Reclaiming consumption: sustainability, social networks, and urban context

  • Author / Creator
    Kennedy, Emily Huddart
  • A social practices theoretical framework and mixed methodology are used to explore household sustainable daily practices in Edmonton, AB. Sustainable daily practices involve those actions undertaken by households to minimize their impact on the environment (e.g., cycling to avoid driving). Because social practice theory considers the reciprocity between agency and structure in establishing habitual routines, this perspective allows for the integration of competing theoretical explanations in the study of sustainable consumption (i.e., treadmill theory and consumer “lock-in”). Qualitative interviews are used to shed light on how peer-to-peer learning within a network of ecological citizens sustains individuals’ commitment to reducing consumption. Acting as a group is part of reclaiming consumption, as is the attempt to alter local social context to lessen barriers for others to live more sustainably. Barriers include built infrastructure and social norms. Members of the network described in the qualitative phase reside in a central neighbourhood. Unlike suburban neighbourhoods, the central area is within cycling distance of the downtown and university areas, has walking access to shops and services, and is adjacent to a large natural area with multi-use trails. In this central neighbourhood, residents interviewed meet frequently and informally with other households in the area also interested in sustainable living. In contrast, households interviewed in suburban areas describe a sense of isolation from like-minded others and a paucity of neighbours who inspire them to deepen their commitment to the environment (i.e., through positive reinforcement or knowledge-sharing). To further understand the influence of neighbourhood – as a structural feature – on daily practices, a survey instrument is used to compare a central urban and a suburban neighbourhood. The quantitative data are used in a cluster analysis resulting in four subgroups of households. The clusters do not differ greatly on socio-demographic variables, but are strongly differentiated by neighbourhood of residence. Thus the thesis concludes that reclaiming consumption, or reducing one’s consumption in concert with others, is more easily achieved in an area with public meeting points, the presence of other households committed to reducing consumption, and the opportunity to conspicuously display one’s daily practices around sustainable consumption.

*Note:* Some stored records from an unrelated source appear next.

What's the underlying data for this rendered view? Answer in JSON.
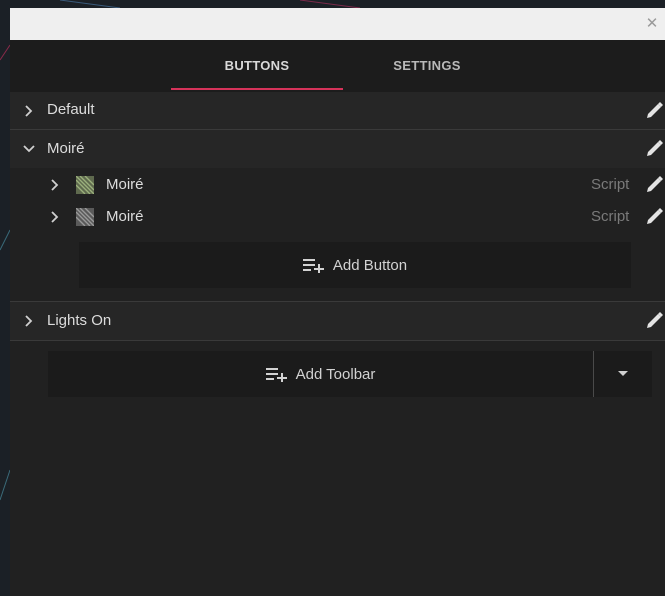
{
  "window": {
    "close_glyph": "✕"
  },
  "tabs": [
    {
      "label": "BUTTONS",
      "active": true
    },
    {
      "label": "SETTINGS",
      "active": false
    }
  ],
  "groups": [
    {
      "label": "Default",
      "expanded": false
    },
    {
      "label": "Moiré",
      "expanded": true,
      "items": [
        {
          "label": "Moiré",
          "tag": "Script"
        },
        {
          "label": "Moiré",
          "tag": "Script"
        }
      ],
      "add_button_label": "Add Button"
    },
    {
      "label": "Lights On",
      "expanded": false
    }
  ],
  "add_toolbar_label": "Add Toolbar",
  "colors": {
    "accent": "#d6335a",
    "panel": "#212121",
    "row": "#262626",
    "button": "#1b1b1b"
  },
  "icons": [
    "close-icon",
    "chevron-right-icon",
    "chevron-down-icon",
    "pencil-icon",
    "playlist-add-icon",
    "caret-down-icon",
    "moire-thumbnail-icon"
  ]
}
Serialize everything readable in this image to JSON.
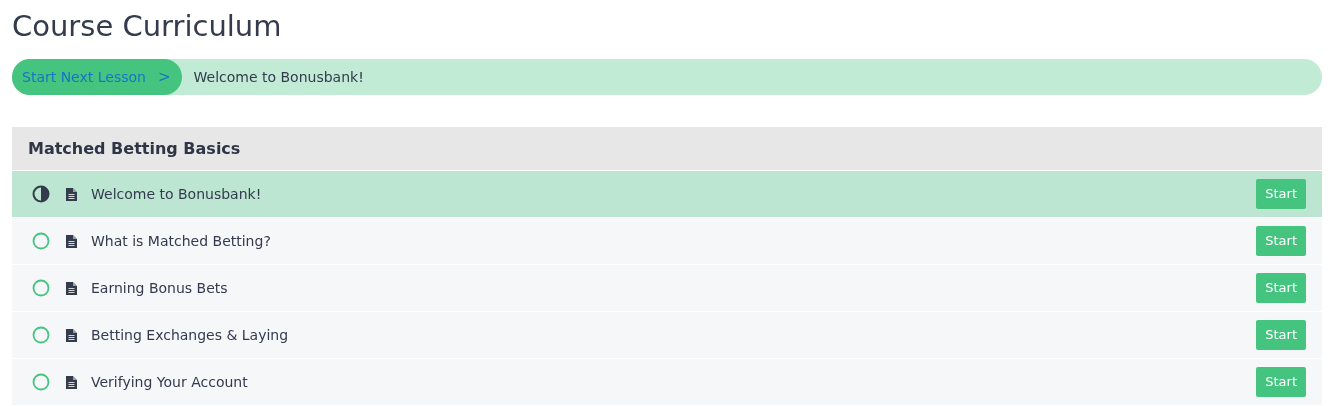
{
  "title": "Course Curriculum",
  "next_lesson": {
    "button": "Start Next Lesson",
    "caret": ">",
    "lesson": "Welcome to Bonusbank!"
  },
  "section": {
    "title": "Matched Betting Basics",
    "lessons": [
      {
        "title": "Welcome to Bonusbank!",
        "kind": "in_progress",
        "selected": true,
        "action": "Start"
      },
      {
        "title": "What is Matched Betting?",
        "kind": "not_started",
        "selected": false,
        "action": "Start"
      },
      {
        "title": "Earning Bonus Bets",
        "kind": "not_started",
        "selected": false,
        "action": "Start"
      },
      {
        "title": "Betting Exchanges & Laying",
        "kind": "not_started",
        "selected": false,
        "action": "Start"
      },
      {
        "title": "Verifying Your Account",
        "kind": "not_started",
        "selected": false,
        "action": "Start"
      }
    ]
  }
}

  • Subjects / Keywords
  • Graduation date
    Spring 2011
  • Type of Item
  • Degree
    Doctor of Philosophy
  • DOI
  • License
    This thesis is made available by the University of Alberta Libraries with permission of the copyright owner solely for non-commercial purposes. This thesis, or any portion thereof, may not otherwise be copied or reproduced without the written consent of the copyright owner, except to the extent permitted by Canadian copyright law.